[Web page and app entries]
○ ○ ○
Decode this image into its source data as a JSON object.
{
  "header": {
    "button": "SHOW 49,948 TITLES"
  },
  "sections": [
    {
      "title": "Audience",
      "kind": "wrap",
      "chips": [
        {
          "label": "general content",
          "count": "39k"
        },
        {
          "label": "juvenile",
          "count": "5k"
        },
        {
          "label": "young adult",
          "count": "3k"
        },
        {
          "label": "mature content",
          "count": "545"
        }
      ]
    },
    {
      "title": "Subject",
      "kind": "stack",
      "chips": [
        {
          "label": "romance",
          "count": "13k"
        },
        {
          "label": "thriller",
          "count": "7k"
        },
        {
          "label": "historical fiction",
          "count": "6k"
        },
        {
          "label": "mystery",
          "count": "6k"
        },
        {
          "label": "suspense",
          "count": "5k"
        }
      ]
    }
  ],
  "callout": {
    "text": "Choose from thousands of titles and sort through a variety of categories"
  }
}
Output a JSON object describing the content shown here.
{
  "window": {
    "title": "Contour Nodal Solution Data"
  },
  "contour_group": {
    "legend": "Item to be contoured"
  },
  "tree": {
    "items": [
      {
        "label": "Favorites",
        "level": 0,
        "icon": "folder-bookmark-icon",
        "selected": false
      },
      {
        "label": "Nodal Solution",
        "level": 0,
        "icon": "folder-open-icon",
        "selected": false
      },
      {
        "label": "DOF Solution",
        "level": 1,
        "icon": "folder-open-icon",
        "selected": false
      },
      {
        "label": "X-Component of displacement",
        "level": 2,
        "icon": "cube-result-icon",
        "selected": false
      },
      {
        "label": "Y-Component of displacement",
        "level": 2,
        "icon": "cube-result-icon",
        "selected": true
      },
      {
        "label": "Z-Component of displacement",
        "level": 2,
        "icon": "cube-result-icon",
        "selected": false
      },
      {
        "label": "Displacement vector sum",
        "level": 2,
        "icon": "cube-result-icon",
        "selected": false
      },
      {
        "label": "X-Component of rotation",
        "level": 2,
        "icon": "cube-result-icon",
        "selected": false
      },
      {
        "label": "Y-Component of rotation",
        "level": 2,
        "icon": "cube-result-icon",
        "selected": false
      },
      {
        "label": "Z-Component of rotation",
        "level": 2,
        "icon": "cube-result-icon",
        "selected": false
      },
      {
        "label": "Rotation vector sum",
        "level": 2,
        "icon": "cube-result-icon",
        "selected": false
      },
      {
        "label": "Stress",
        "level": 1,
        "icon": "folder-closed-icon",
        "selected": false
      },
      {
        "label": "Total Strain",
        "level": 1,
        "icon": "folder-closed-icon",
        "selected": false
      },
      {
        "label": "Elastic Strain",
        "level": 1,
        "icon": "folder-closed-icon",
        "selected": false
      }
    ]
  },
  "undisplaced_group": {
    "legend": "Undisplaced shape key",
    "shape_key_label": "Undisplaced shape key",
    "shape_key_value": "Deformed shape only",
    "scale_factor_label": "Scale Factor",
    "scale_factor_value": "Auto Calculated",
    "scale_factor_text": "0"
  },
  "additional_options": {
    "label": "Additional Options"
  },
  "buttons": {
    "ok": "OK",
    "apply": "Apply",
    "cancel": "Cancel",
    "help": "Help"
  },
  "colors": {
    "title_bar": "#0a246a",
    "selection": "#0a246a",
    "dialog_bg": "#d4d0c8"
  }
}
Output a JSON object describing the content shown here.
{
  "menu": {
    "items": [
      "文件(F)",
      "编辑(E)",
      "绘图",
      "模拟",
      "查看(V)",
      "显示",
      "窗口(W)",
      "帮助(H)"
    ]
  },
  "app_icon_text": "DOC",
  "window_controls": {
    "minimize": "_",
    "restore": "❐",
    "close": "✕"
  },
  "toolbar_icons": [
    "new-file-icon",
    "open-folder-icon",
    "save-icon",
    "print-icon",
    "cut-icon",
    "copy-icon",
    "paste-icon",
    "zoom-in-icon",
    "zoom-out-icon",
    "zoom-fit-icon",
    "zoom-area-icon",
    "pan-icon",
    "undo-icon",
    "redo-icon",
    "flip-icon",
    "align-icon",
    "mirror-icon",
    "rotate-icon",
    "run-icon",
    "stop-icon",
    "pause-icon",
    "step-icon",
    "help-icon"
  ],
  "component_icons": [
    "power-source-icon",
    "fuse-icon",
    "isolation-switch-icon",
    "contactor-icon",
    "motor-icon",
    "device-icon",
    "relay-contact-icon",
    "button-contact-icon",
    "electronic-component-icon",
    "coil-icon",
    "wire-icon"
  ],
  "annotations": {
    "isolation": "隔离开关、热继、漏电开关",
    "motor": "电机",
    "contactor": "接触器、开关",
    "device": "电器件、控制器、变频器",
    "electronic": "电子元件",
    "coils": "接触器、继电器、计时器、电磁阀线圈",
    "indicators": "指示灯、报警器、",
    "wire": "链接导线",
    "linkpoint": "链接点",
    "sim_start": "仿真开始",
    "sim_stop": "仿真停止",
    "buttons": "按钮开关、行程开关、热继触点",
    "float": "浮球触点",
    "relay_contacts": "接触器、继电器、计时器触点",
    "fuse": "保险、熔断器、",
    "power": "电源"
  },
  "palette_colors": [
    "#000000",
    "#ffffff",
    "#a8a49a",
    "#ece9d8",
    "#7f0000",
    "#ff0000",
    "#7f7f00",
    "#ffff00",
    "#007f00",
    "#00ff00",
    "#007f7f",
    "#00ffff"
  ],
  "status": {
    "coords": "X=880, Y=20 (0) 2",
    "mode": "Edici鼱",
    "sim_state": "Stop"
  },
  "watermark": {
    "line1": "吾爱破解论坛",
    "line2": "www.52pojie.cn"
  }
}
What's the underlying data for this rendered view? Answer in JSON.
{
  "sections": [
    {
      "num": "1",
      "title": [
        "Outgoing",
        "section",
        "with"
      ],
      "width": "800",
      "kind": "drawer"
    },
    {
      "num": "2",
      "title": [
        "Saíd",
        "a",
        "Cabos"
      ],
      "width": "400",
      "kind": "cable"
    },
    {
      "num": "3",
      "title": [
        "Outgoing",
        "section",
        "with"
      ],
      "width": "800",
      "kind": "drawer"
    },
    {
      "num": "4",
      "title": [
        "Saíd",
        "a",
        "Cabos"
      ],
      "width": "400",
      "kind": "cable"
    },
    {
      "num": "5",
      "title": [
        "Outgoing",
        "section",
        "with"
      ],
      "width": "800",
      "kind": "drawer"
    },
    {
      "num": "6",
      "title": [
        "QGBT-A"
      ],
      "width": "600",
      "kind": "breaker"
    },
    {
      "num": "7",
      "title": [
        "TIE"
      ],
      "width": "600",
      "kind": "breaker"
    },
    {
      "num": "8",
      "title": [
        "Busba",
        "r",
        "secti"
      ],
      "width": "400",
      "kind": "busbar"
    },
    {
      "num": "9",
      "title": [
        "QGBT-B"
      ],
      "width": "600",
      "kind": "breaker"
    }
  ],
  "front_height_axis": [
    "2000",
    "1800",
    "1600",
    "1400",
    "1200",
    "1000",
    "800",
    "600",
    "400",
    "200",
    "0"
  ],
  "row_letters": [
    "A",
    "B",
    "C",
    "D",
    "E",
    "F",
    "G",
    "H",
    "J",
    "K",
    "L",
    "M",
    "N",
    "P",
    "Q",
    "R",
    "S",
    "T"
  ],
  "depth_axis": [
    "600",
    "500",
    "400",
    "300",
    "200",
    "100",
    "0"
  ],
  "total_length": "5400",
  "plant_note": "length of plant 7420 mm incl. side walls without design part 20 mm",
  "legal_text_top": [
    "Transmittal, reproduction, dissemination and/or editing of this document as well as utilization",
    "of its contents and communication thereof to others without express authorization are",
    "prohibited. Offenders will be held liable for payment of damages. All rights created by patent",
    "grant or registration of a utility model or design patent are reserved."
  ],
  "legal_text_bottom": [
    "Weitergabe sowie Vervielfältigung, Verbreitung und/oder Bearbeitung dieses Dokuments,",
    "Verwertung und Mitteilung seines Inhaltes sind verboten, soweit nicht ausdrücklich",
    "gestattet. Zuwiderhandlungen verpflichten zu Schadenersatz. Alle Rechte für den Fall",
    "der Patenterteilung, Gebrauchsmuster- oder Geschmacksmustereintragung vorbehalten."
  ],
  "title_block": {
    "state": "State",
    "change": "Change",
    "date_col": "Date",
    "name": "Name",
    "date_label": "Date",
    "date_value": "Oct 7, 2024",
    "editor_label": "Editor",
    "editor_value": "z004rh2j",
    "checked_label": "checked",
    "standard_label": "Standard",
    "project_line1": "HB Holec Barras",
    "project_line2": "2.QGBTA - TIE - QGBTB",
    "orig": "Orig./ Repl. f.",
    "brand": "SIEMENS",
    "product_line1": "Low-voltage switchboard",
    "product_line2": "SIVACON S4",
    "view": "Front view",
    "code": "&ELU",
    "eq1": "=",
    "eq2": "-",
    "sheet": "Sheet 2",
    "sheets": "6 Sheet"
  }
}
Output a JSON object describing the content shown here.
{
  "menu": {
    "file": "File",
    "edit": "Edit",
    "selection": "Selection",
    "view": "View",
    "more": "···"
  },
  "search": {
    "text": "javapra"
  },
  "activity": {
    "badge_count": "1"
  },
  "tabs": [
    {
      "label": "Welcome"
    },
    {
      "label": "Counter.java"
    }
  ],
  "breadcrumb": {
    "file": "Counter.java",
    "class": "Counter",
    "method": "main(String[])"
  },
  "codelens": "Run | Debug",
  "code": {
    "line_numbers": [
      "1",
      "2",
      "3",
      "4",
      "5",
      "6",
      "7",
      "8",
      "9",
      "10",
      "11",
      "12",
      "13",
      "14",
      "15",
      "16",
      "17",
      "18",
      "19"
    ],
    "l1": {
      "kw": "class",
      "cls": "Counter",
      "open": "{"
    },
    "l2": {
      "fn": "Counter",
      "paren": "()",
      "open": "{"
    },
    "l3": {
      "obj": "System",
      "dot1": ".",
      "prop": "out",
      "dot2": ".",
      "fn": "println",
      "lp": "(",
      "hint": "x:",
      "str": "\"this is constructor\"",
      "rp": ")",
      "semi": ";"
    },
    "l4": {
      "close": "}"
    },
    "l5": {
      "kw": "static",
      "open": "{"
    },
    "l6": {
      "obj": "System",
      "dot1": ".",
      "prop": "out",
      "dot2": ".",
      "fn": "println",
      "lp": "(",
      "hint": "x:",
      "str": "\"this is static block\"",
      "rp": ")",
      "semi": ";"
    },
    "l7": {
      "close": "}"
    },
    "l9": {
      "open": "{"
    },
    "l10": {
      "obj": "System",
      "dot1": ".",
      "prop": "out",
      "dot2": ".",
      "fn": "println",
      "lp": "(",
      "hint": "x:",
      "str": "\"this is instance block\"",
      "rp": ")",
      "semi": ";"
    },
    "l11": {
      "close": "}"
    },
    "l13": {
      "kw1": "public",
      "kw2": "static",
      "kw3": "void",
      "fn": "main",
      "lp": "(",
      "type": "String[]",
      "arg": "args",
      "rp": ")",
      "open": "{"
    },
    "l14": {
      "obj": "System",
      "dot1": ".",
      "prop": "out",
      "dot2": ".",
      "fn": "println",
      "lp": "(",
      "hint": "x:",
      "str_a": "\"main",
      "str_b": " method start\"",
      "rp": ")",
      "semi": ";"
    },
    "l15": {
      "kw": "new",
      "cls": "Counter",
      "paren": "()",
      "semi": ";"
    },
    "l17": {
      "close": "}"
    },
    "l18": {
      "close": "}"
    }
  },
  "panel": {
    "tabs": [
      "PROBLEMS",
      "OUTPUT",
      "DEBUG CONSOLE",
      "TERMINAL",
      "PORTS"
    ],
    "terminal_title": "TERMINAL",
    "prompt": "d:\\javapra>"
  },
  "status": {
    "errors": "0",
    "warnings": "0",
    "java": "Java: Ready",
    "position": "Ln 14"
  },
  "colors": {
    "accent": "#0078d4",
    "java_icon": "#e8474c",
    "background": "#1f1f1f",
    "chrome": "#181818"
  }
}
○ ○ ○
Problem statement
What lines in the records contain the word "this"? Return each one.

Written response
Decode this image into its source data as a JSON object.
What's the underlying data for this rendered view? Answer in JSON.
    "Transmittal, reproduction, dissemination and/or editing of this document as well as utilization",
      "str": "\"this is constructor\"",
      "str": "\"this is static block\"",
      "str": "\"this is instance block\"",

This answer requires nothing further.